EXERCISE REQUIREMENTS
Say how many lines of the listing below contain "watermark", giving the number and nothing else.

GIVEN INFORMATION

=== Begin Enclosure ===

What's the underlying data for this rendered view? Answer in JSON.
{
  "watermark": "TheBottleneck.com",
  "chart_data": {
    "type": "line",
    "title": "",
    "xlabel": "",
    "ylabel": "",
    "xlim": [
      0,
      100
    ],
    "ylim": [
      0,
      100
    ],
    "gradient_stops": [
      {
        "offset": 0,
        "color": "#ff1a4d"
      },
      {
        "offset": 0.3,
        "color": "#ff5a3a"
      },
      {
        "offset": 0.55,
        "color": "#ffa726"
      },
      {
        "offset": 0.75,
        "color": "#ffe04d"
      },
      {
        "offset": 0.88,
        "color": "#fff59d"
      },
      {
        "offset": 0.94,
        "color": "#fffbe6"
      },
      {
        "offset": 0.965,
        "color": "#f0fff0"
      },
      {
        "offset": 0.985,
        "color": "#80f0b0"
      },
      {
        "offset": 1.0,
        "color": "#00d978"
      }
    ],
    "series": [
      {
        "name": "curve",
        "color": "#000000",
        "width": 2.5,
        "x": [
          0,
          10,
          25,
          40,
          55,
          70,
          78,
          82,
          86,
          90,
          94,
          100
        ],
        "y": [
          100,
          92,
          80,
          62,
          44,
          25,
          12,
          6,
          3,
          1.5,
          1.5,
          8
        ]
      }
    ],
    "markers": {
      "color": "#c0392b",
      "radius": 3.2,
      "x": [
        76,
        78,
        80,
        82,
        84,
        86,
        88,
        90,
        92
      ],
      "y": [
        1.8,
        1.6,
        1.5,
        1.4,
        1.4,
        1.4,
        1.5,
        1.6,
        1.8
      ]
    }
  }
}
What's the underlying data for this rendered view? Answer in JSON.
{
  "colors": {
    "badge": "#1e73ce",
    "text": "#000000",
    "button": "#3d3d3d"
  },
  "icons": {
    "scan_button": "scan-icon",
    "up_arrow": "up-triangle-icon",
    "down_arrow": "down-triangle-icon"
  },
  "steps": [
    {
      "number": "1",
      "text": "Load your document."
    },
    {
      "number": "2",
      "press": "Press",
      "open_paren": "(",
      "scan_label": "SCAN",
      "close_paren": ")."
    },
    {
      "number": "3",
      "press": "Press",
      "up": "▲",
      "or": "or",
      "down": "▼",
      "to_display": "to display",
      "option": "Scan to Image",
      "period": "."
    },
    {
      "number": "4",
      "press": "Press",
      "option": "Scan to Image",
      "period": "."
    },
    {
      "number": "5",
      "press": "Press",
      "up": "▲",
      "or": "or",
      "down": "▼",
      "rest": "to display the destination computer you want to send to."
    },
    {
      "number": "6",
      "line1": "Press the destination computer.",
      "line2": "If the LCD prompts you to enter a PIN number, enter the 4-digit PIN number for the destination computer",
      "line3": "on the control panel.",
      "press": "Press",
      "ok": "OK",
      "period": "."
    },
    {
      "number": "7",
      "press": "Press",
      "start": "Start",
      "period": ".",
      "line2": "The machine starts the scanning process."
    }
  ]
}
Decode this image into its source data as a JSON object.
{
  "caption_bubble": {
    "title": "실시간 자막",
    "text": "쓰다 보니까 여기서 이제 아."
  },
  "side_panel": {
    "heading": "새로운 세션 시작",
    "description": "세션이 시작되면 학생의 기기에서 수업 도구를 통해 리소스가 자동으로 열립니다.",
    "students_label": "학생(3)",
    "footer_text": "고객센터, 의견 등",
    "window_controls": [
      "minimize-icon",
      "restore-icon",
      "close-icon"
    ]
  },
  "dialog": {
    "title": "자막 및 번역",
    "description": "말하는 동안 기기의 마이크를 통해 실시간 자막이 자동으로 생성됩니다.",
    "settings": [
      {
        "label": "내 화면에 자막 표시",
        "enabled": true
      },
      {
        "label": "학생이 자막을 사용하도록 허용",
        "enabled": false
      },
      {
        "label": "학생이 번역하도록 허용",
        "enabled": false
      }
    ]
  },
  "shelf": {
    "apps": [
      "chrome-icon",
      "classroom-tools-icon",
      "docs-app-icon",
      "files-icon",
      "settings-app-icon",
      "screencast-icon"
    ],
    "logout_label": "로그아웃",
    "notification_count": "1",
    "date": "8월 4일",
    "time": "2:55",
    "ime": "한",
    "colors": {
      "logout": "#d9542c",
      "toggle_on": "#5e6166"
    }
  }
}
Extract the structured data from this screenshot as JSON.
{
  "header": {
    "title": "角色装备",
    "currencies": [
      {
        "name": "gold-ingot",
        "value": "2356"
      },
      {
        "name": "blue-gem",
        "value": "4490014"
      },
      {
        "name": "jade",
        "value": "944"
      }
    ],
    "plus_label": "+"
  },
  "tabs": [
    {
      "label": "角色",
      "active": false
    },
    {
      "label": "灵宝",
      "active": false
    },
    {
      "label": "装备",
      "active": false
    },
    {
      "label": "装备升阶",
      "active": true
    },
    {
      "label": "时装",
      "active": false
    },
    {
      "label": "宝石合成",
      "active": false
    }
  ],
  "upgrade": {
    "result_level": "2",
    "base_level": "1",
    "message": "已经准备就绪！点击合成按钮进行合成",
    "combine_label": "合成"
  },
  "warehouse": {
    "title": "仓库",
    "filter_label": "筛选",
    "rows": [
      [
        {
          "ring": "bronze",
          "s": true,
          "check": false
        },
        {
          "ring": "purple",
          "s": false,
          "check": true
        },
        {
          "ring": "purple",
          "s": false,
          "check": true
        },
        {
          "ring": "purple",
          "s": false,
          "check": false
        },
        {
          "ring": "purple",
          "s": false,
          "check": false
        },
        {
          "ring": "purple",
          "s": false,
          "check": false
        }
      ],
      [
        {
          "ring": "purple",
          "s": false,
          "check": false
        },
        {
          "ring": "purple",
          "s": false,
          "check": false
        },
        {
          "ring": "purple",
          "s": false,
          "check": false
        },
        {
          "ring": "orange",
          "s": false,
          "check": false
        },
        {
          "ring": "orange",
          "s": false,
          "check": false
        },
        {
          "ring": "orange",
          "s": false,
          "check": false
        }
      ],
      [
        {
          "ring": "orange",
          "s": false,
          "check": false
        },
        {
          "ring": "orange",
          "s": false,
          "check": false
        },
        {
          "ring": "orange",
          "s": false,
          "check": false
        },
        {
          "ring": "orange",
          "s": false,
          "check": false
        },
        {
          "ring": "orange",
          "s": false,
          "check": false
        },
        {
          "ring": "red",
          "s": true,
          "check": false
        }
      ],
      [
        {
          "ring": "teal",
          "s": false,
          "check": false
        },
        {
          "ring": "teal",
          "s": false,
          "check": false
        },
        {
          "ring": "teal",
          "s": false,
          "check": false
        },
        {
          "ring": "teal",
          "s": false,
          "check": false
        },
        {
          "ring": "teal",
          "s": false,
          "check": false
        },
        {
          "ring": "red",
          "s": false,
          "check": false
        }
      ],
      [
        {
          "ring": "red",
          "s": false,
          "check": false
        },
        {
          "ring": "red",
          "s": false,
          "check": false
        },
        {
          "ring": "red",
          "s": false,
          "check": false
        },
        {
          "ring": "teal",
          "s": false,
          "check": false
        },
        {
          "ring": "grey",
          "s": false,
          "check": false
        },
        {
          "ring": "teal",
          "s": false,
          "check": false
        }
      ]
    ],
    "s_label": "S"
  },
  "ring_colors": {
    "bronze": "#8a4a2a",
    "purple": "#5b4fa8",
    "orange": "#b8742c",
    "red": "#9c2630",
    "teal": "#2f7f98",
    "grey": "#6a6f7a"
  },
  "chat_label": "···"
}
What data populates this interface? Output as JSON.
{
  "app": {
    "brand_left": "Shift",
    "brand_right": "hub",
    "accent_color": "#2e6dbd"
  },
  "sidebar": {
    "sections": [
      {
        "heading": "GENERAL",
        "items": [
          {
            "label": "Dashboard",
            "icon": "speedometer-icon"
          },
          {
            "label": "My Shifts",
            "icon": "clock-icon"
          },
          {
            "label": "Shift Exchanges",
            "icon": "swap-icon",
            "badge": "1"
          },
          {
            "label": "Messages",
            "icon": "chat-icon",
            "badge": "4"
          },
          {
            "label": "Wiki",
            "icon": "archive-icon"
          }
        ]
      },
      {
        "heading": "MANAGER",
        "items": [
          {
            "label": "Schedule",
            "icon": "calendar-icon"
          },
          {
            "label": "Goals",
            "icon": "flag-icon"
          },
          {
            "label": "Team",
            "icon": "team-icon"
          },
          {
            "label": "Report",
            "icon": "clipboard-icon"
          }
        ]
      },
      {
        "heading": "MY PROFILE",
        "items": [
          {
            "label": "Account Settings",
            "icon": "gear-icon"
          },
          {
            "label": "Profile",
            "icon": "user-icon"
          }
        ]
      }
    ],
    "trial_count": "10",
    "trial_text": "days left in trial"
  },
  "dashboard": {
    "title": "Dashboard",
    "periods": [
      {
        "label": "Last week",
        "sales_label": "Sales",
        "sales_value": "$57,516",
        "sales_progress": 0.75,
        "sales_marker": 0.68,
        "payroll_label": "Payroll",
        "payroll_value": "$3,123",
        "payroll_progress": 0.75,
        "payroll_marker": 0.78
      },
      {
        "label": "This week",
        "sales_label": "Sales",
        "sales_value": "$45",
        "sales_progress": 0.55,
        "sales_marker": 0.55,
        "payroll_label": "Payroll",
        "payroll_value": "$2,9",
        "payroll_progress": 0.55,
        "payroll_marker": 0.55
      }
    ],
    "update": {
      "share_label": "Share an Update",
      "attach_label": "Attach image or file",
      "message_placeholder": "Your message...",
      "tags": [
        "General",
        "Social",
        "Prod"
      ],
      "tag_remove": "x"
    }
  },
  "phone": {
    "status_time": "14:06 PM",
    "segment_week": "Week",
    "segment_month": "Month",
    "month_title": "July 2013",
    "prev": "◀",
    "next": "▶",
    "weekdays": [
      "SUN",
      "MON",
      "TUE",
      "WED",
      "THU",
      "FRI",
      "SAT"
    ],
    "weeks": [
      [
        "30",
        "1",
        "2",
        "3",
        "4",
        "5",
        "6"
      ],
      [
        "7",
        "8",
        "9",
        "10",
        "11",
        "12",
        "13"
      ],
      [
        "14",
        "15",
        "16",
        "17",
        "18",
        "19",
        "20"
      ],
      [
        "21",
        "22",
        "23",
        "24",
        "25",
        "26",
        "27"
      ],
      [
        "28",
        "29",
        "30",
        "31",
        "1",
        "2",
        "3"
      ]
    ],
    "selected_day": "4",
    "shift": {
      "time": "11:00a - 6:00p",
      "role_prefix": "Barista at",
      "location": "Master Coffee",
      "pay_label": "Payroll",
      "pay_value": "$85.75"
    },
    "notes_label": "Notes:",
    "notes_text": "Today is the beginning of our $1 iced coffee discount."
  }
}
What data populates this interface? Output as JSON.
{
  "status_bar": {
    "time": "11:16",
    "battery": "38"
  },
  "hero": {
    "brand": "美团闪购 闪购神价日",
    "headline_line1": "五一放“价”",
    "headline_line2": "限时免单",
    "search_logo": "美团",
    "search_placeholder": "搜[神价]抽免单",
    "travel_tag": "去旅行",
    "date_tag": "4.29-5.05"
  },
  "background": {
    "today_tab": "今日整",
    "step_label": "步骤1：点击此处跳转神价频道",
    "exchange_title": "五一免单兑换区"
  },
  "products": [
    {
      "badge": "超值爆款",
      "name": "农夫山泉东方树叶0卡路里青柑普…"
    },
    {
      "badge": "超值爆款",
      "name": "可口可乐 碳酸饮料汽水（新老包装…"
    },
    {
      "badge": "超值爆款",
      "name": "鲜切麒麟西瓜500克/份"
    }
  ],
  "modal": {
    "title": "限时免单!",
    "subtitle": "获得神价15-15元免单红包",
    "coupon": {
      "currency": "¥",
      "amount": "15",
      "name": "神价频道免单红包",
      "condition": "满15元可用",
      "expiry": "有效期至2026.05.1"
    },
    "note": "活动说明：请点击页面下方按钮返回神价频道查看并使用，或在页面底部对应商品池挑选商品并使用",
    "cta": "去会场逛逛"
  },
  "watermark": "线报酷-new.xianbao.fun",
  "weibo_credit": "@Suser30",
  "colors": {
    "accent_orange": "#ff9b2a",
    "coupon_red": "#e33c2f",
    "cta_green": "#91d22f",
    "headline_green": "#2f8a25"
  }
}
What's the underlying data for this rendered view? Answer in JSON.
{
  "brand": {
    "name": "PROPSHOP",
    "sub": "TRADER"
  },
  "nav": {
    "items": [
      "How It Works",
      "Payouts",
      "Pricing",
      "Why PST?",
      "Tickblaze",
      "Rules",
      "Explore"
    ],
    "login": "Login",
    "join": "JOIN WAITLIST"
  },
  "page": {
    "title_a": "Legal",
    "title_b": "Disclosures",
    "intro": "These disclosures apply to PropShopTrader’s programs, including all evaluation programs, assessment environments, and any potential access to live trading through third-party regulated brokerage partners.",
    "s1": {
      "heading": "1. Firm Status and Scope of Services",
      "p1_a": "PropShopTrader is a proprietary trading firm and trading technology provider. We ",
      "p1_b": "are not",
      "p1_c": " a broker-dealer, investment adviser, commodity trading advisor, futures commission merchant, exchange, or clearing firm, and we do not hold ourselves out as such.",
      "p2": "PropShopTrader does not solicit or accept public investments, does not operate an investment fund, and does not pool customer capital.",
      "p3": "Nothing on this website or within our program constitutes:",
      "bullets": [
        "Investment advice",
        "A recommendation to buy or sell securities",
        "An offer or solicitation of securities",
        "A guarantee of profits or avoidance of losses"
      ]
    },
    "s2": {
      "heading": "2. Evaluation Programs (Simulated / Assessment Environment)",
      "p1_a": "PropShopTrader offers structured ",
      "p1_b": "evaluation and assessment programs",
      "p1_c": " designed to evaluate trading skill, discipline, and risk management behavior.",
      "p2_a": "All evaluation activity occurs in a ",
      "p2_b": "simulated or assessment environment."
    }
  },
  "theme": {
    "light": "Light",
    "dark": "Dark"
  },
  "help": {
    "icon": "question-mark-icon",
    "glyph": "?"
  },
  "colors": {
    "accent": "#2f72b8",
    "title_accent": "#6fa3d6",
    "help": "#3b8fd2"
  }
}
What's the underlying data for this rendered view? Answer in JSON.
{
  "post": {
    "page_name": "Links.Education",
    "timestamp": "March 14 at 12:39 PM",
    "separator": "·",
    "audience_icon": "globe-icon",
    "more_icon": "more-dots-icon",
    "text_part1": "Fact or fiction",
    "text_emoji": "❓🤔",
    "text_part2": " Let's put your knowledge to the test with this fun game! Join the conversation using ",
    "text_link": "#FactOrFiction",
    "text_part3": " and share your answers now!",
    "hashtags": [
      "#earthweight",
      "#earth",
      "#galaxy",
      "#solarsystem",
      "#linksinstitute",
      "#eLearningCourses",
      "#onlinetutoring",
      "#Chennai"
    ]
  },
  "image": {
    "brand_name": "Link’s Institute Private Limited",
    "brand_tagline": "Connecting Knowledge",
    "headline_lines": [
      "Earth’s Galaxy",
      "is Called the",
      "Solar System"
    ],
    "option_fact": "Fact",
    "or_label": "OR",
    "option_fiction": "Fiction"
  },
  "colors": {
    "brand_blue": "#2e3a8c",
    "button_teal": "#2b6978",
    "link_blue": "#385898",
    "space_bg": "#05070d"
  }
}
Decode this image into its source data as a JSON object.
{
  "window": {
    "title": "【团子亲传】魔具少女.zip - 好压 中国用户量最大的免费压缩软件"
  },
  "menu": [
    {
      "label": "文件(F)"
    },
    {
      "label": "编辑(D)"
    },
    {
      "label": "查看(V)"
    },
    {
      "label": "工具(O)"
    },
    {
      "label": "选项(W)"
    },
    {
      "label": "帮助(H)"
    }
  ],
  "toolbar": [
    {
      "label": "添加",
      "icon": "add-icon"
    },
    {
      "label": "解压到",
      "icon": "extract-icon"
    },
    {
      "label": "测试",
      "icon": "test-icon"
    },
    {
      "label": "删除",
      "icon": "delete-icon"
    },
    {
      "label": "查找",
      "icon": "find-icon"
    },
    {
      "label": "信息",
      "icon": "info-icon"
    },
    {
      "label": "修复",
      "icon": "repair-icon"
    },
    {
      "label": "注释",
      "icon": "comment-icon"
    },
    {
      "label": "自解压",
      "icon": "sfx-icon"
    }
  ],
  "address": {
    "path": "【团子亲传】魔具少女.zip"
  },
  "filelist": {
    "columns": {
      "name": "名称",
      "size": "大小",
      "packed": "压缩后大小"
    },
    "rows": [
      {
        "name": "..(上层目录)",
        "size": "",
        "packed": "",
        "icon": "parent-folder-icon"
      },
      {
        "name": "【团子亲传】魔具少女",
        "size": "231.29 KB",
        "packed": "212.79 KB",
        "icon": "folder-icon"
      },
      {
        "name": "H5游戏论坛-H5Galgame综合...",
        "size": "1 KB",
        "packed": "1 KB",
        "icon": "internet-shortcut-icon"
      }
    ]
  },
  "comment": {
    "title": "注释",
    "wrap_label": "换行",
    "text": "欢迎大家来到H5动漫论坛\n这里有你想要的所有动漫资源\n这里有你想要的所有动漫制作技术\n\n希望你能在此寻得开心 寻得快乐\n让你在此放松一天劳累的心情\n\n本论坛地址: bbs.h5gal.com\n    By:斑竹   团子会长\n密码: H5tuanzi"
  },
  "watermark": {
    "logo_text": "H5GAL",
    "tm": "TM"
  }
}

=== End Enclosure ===

EXERCISE RESPONSE
3